These experiments didn’t always go well. One time Said was rappelling the face with two friends and looped the rope around a thin, uninspiring tree.
“I told them, ‘Listen, if this tree breaks, hold the rope for me as a back-up.’”
As soon as Said weighted the tree, it uprooted and the three children tumbled down the cliff and landed in a bloody mess at the base.
“One of my friends ended up in the hospital. He hit his head and you could see his skull. I remember that VERY clearly!” Said laughs. “They don’t climb anymore.”
In 1994, Gothenburg had one climbing gym, and you had to be 16 to climb there. Said, 13, snuck in or pestered the employees until they relented. He was often thrown out. But eventually “they gave up” and let him climb under the stipulation that he have a supervisor. The adult assigned to supervise Said was Jens Laarsen, the coach for a team of youth climbers in Gothenburg, and, later the guy behind the website 8a.nu.
Says Laarsen: “Within 15 minutes of meeting Said, I was his coach and that’s still what he calls me. But it was more like we were just climbing together.

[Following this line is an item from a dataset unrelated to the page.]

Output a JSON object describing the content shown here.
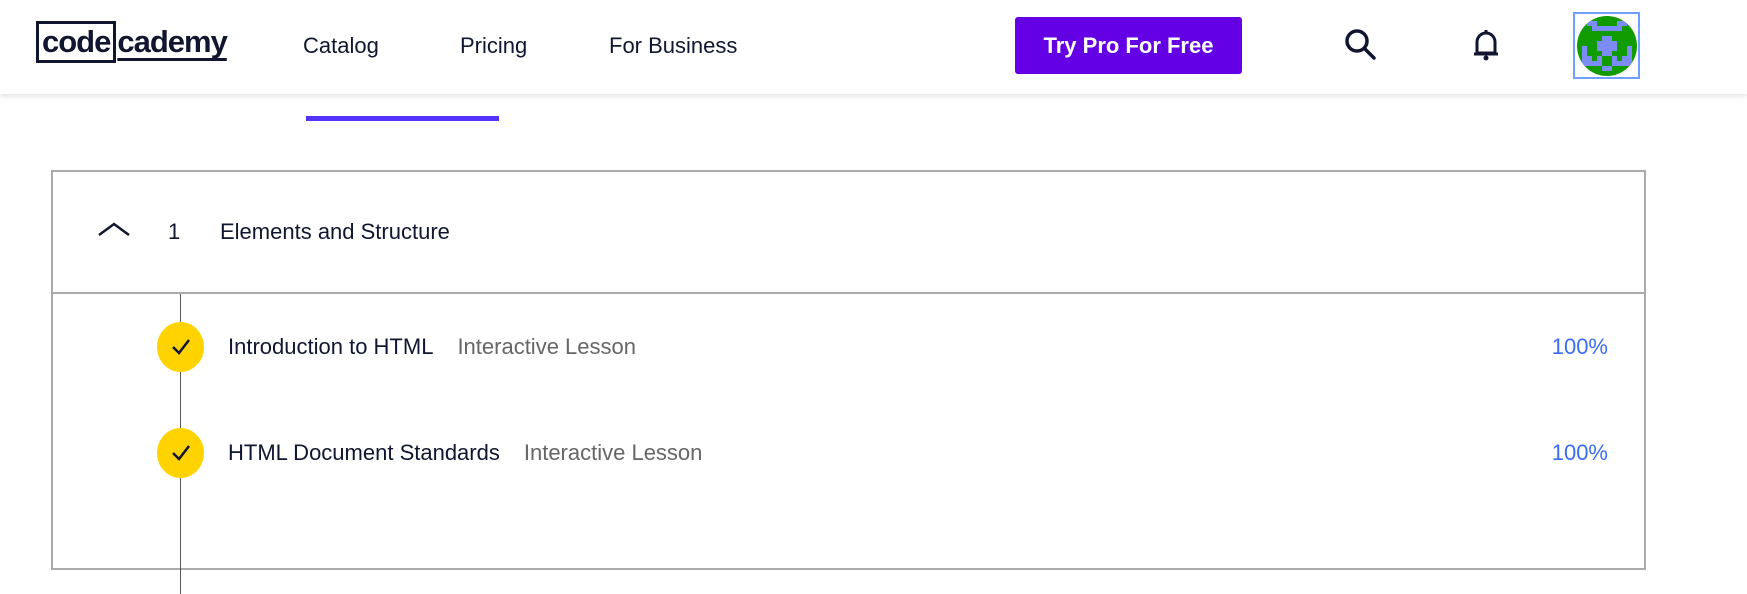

He was in our local group from the very beginning. We’re still very close friends.”
Once Said gained access to the gym and had a coach, things “moved very quickly.” He started competing in 1994. In 1995 he went to one of the first Junior World Championships in France alongside the likes of Chris Sharma, Liv Sansoz and Tony Lamiche.

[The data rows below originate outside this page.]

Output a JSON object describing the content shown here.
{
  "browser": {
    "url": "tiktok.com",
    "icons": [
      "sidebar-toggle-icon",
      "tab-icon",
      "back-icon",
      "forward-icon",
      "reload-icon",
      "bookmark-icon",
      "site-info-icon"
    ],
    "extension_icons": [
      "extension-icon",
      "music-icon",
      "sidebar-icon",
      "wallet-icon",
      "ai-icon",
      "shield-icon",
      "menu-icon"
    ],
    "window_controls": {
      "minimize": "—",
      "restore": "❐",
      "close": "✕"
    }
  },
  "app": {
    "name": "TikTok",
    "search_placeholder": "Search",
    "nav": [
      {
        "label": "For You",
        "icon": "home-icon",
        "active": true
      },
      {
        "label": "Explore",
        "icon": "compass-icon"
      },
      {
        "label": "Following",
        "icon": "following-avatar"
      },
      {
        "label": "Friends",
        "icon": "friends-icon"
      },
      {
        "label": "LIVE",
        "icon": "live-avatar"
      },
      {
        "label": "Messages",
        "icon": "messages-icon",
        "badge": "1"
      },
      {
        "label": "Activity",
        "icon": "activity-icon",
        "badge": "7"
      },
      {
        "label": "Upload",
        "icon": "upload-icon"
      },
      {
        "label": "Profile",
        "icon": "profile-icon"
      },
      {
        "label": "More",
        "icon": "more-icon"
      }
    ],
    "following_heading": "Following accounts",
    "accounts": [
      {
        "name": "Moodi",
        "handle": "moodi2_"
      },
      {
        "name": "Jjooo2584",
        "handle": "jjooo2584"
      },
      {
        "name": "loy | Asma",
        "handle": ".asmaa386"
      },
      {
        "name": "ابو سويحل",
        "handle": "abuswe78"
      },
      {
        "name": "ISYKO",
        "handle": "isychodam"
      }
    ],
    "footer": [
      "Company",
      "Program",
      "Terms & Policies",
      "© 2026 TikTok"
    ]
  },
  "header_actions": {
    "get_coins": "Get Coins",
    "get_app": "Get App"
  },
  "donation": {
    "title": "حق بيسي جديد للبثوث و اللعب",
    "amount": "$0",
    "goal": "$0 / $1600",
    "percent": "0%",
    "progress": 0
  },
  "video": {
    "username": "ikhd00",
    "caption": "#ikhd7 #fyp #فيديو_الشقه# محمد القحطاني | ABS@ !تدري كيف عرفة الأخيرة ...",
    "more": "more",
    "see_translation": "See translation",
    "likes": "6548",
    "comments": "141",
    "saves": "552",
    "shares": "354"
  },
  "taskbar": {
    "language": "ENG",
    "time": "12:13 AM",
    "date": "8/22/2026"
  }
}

“I started as a traditional climber,” says Said. “That was the only thing we did at the time in Gothenburg. I saved up for a rack of Wild Country stoppers and bought those.”
“I thought, ‘Wow. What are those?’” says Said. “I started sport climbing that day. And what I quickly realized was, shit, I can do four times as many routes in a day as I can trad climbing. And that’s actually all I wanted. To climb as much as possible. It’s good to know about all aspects of climbing, but for the pure climbing experience, I prefer sport.”
As Said became immersed in the community he found that the freedom of self-expression, the thing that had initially drawn him in, was being diminished.
“When I got dragged into the climbing scene, it all became super narrow,” says Said. “There were all these rules. All these codes.
The freedom of expression was gone in a way. People had an opinion about what you were doing and how you were doing it.”
In particular there was Laarsen, who was mostly supportive but occasionally overbearing—perhaps not a surprise to those familiar with his editorials on 8a.nu about what climbing should and shouldn’t be.
“He put so much pressure on me,” says Said. “He thought I was going to be the best climber in the world. That was never my intention, you know? I just wanted to climb.”
Said was on the Swedish national team from 1995 to 2005. He won the Swedish Championship and the Nordic Championship. He came in fourth place at Youth Worlds, Austria, in 1997. But after graduating high school, he decided his heart wasn’t in competition.
“Competition brings out the worst in people who are really competitive,” he says. “There were some guys who were complete assholes to me.”
But it wasn’t just other comp climbers who were assholes.
“The older generation of Swedish climbers were trying to climb like Francois Legrand and Patrick Edlinger—with ultimate restraint,” says Said. “But I climbed completely crazy. Everyone told me I had bad technique. That I climbed too fast. Now look at Adam Ondra today, he climbs like a fucking speed climber! That’s how I climbed then. And everybody tried to slow me down and tell me how bad I was. But it was because they were jealous and I was kicking their asses.”
Said recalls one national route-climbing comp that was filmed for Swedish television. Having already skipped a clip, Said’s arms were bowing out in fatigue. “And in the video, you can hear Jens screaming at the top of his lungs: ‘CLIP! CLIP! YOU HAVE TO CLIP!’
“But I was in another world. I’d left this state of mind. I didn’t care about clipping. The only thing on my mind was to get to the fucking top.”